Though Dickens apparently felt favorably toward Massachusetts, the United States on the whole did not impress him on that trip, and, of course, he was particularly angered and disgusted by slavery.  He wrote of his impressions in American Notes.  He had made two trips here in 1842, but did not return until after the Civil War, when in 1867 on his next trip, both the war and slavery were over.  


Something else was different, too.  New England had adopted the custom of celebrating Christmas.  He could see this for himself as he arrived in late November and remained for the following month, giving readings from his novels in Boston and in New York.



The following year, 1868, he returned for another book tour, this time commencing in February and returning to England in late April.  He gave his readings in Boston, New York City and upstate, as well as Washington, Philadelphia, and in Maine, Connecticut, and Rhode Island.  He read from many of his books, including A Christmas Carol.



His first public reading of A Christmas Carol was on December 3, 1867 at the Tremont Temple in Boston. According to this article at the New England Historical Society website, his agent noted the audience reaction at the end of the first chapter:

When at least the reading of The Carol was finished, and the final words had been delivered, and "So, as Tiny Tim observed, God bless us every one," a dead silence seemed to prevail -- a sort of public sigh as it were -- only to be broken by cheers and calls, the most enthusiastic and uproarious.




He spoke at Tilly Haynes’ Music Hall in Springfield on March 20, 1868.  For a long time, the Tilly Haynes Music Hall on Main Street was the only theater in Springfield, built in 1856.  It burned down in 1864.  Haynes rebuilt it, and in 1881, he sold out to Dwight O. Gilmore, who established Gilmore’s Opera House there, until it burned down in 1897.  Twentieth century audiences would remember this as the site of the Capitol movie theater that showed Warner Brothers films.

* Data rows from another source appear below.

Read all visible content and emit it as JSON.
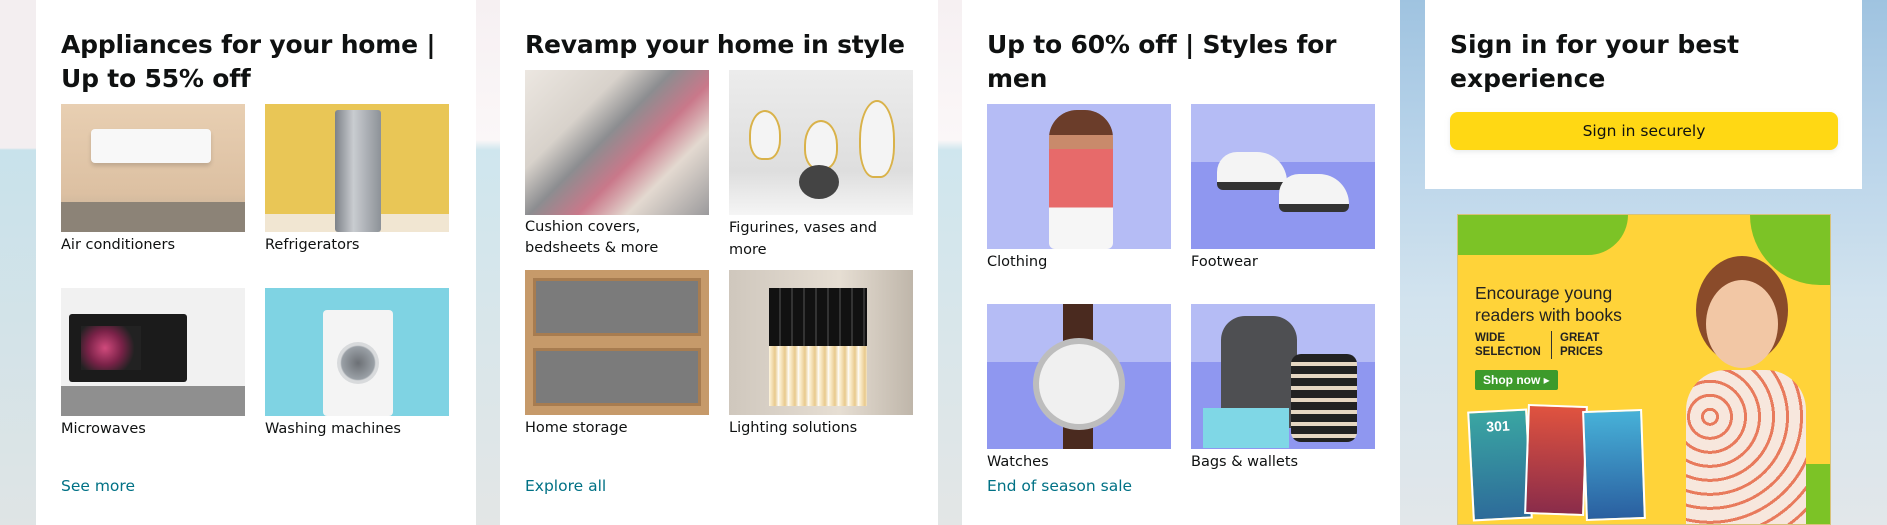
{
  "cards": [
    {
      "title": "Appliances for your home | Up to 55% off",
      "link": "See more",
      "items": [
        {
          "label": "Air conditioners",
          "icon": "air-conditioner-image"
        },
        {
          "label": "Refrigerators",
          "icon": "refrigerator-image"
        },
        {
          "label": "Microwaves",
          "icon": "microwave-image"
        },
        {
          "label": "Washing machines",
          "icon": "washing-machine-image"
        }
      ]
    },
    {
      "title": "Revamp your home in style",
      "link": "Explore all",
      "items": [
        {
          "label": "Cushion covers, bedsheets & more",
          "icon": "rug-image"
        },
        {
          "label": "Figurines, vases and more",
          "icon": "figurines-image"
        },
        {
          "label": "Home storage",
          "icon": "storage-image"
        },
        {
          "label": "Lighting solutions",
          "icon": "lamp-image"
        }
      ]
    },
    {
      "title": "Up to 60% off | Styles for men",
      "link": "End of season sale",
      "items": [
        {
          "label": "Clothing",
          "icon": "clothing-image"
        },
        {
          "label": "Footwear",
          "icon": "footwear-image"
        },
        {
          "label": "Watches",
          "icon": "watch-image"
        },
        {
          "label": "Bags & wallets",
          "icon": "bags-image"
        }
      ]
    }
  ],
  "signin": {
    "title": "Sign in for your best experience",
    "button": "Sign in securely"
  },
  "ad": {
    "headline": "Encourage young readers with books",
    "tag1": "WIDE SELECTION",
    "tag2": "GREAT PRICES",
    "cta": "Shop now ▸",
    "book_text": "301"
  },
  "colors": {
    "link": "#007185",
    "button": "#ffd814",
    "text": "#0f1111"
  }
}
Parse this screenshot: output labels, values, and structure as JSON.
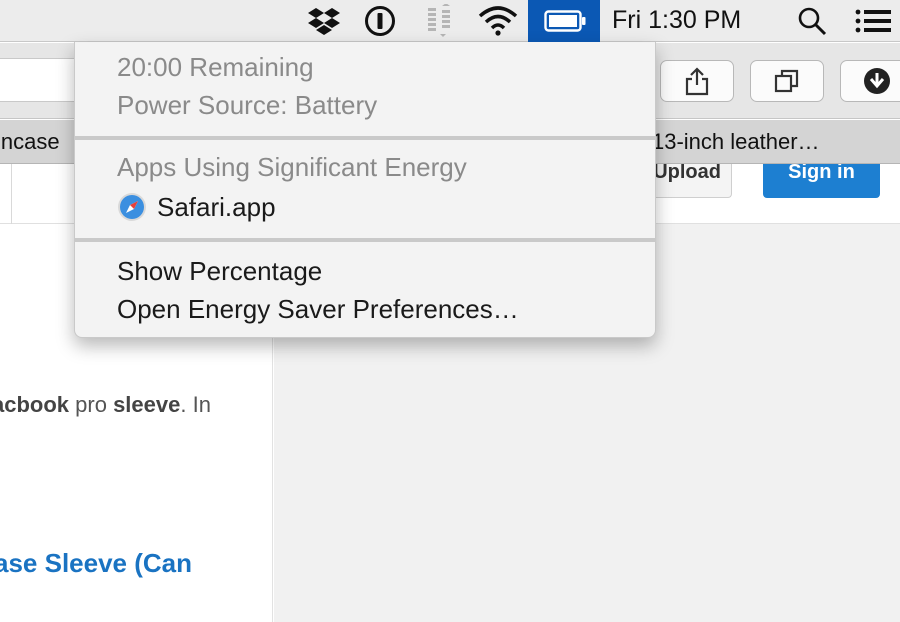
{
  "menubar": {
    "clock": "Fri 1:30 PM",
    "icons": [
      "dropbox-icon",
      "1password-icon",
      "network-activity-icon",
      "wifi-icon",
      "battery-icon",
      "spotlight-search-icon",
      "notification-center-icon"
    ]
  },
  "toolbar": {
    "buttons": [
      "share-icon",
      "tab-overview-icon",
      "downloads-icon"
    ]
  },
  "tabs": {
    "left_title": "incase",
    "right_title": "13-inch leather…"
  },
  "page": {
    "upload_label": "Upload",
    "signin_label": "Sign in",
    "snippet": {
      "bold1": "acbook",
      "text1": " pro ",
      "bold2": "sleeve",
      "text2": ". In"
    },
    "result_link": "ase Sleeve (Can"
  },
  "battery_menu": {
    "remaining": "20:00 Remaining",
    "power_source": "Power Source: Battery",
    "apps_heading": "Apps Using Significant Energy",
    "app_name": "Safari.app",
    "show_percentage": "Show Percentage",
    "energy_saver": "Open Energy Saver Preferences…"
  },
  "colors": {
    "menubar_bg": "#ececec",
    "battery_highlight": "#0b58b4",
    "signin_blue": "#1d7fd1",
    "link_blue": "#1a73c2",
    "menu_bg": "#f3f3f3",
    "disabled_text": "#8a8a8a"
  }
}
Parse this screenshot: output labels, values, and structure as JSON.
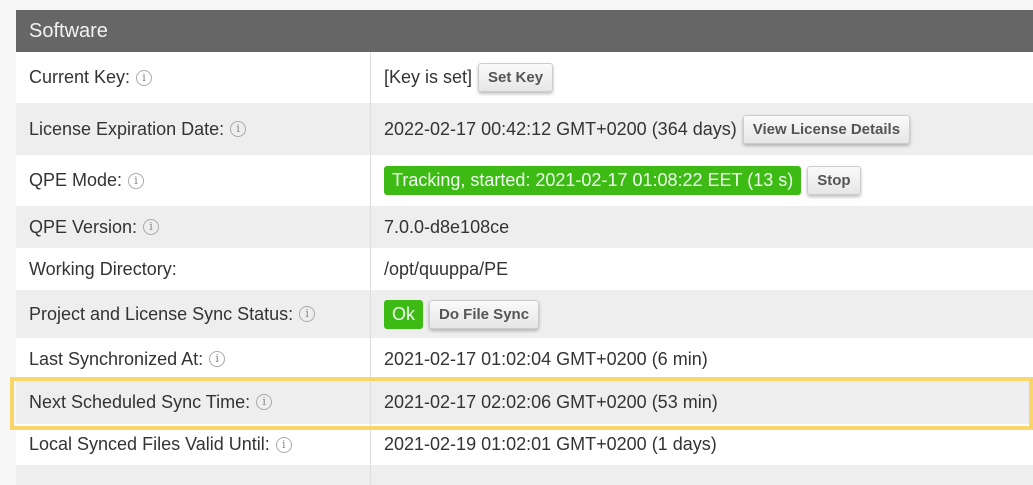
{
  "section_title": "Software",
  "info_glyph": "i",
  "rows": [
    {
      "label": "Current Key:",
      "value": "[Key is set]",
      "button": "Set Key"
    },
    {
      "label": "License Expiration Date:",
      "value": "2022-02-17 00:42:12 GMT+0200 (364 days)",
      "button": "View License Details"
    },
    {
      "label": "QPE Mode:",
      "badge": "Tracking, started: 2021-02-17 01:08:22 EET (13 s)",
      "button": "Stop"
    },
    {
      "label": "QPE Version:",
      "value": "7.0.0-d8e108ce"
    },
    {
      "label": "Working Directory:",
      "value": "/opt/quuppa/PE"
    },
    {
      "label": "Project and License Sync Status:",
      "badge": "Ok",
      "button": "Do File Sync"
    },
    {
      "label": "Last Synchronized At:",
      "value": "2021-02-17 01:02:04 GMT+0200 (6 min)"
    },
    {
      "label": "Next Scheduled Sync Time:",
      "value": "2021-02-17 02:02:06 GMT+0200 (53 min)"
    },
    {
      "label": "Local Synced Files Valid Until:",
      "value": "2021-02-19 01:02:01 GMT+0200 (1 days)"
    }
  ],
  "colors": {
    "header": "#666666",
    "status_ok": "#3dbb14",
    "highlight": "#f9d66a"
  }
}
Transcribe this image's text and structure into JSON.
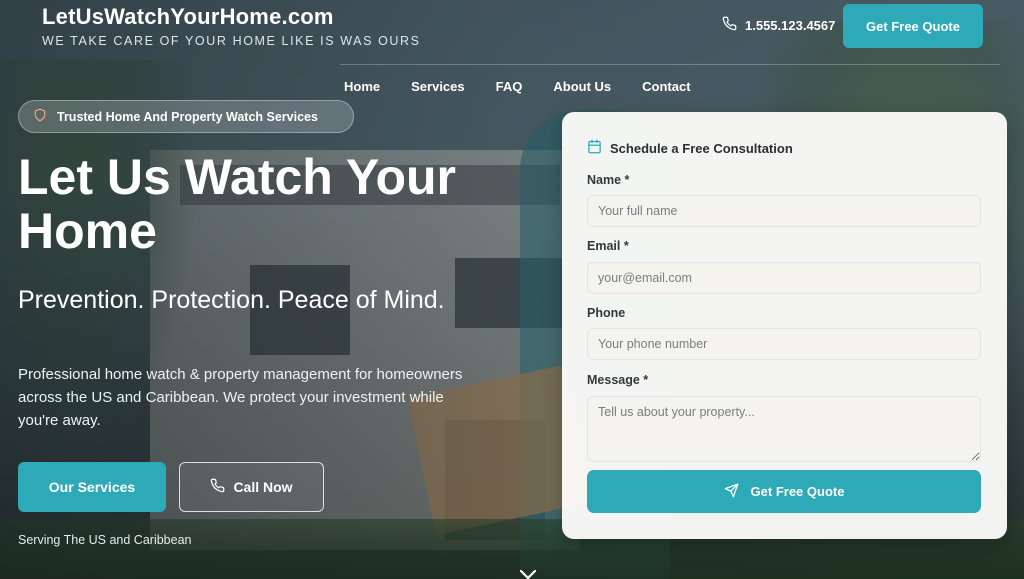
{
  "brand": {
    "name": "LetUsWatchYourHome.com",
    "tagline": "WE TAKE CARE OF YOUR HOME LIKE IS WAS OURS"
  },
  "header": {
    "phone": "1.555.123.4567",
    "phone_icon": "phone-icon",
    "quote_label": "Get Free Quote"
  },
  "nav": {
    "items": [
      {
        "label": "Home"
      },
      {
        "label": "Services"
      },
      {
        "label": "FAQ"
      },
      {
        "label": "About Us"
      },
      {
        "label": "Contact"
      }
    ]
  },
  "hero": {
    "badge": "Trusted Home And Property Watch Services",
    "badge_icon": "shield-icon",
    "title": "Let Us Watch Your Home",
    "subtitle": "Prevention. Protection. Peace of Mind.",
    "description": "Professional home watch & property management for homeowners across the US and Caribbean. We protect your investment while you're away.",
    "services_button": "Our Services",
    "call_button": "Call Now",
    "serving": "Serving The US and Caribbean"
  },
  "form": {
    "title": "Schedule a Free Consultation",
    "title_icon": "calendar-icon",
    "name_label": "Name *",
    "name_placeholder": "Your full name",
    "email_label": "Email *",
    "email_placeholder": "your@email.com",
    "phone_label": "Phone",
    "phone_placeholder": "Your phone number",
    "message_label": "Message *",
    "message_placeholder": "Tell us about your property...",
    "submit_label": "Get Free Quote",
    "submit_icon": "send-icon"
  },
  "colors": {
    "accent": "#2ea9b8",
    "card_bg": "#fafaf8"
  }
}
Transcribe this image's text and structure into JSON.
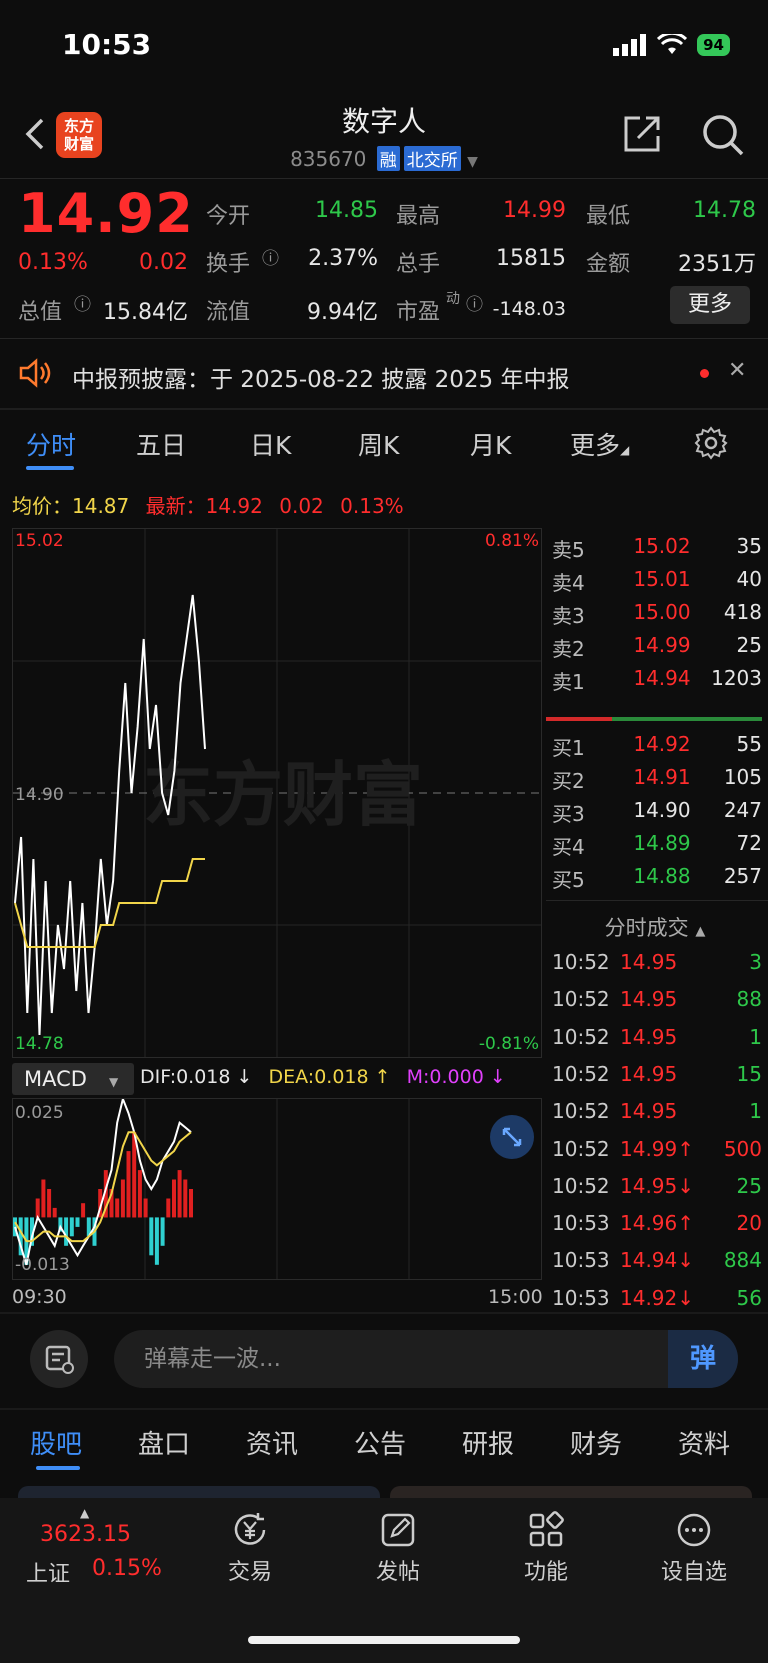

That has long since been demolished and is now the site of One Financial Plaza.

He arrived here on the train during a snowstorm, and stayed at the Massasoit House (part of this building remains in the building that was later constructed in 1929 for the Paramount Theater).  The Music Hall was packed for his appearance, as he was probably the most famous author of his day.




The Springfield Republican reported,


“Mr. Dickens is not a reader... He is simply and emphatically a very natural and delightful actor, gifted with the power of throwing a whole personality into his face.” He spoke in the voices Scrooge, the Cratchits, Mr. Pickwick and other characters from his novels. “There walks on the stage a gentleman who gives you no time to think about him, and dazzles you with 20 personalities.” 

He was “slightly bent, in the street not a remarkably noticeable man.” His face “bears signs of incessant toil.”

The tour was successful, but has been described as grueling, and Dickens died only two years later in 1870 at the age of 58.  That year, President Ulysses S. Grant declared Christmas a national holiday.

We discuss two classic film versions of A Christmas Carol in my post “Mankind Was My Business” here at Another Old Movie Blog.

Now Available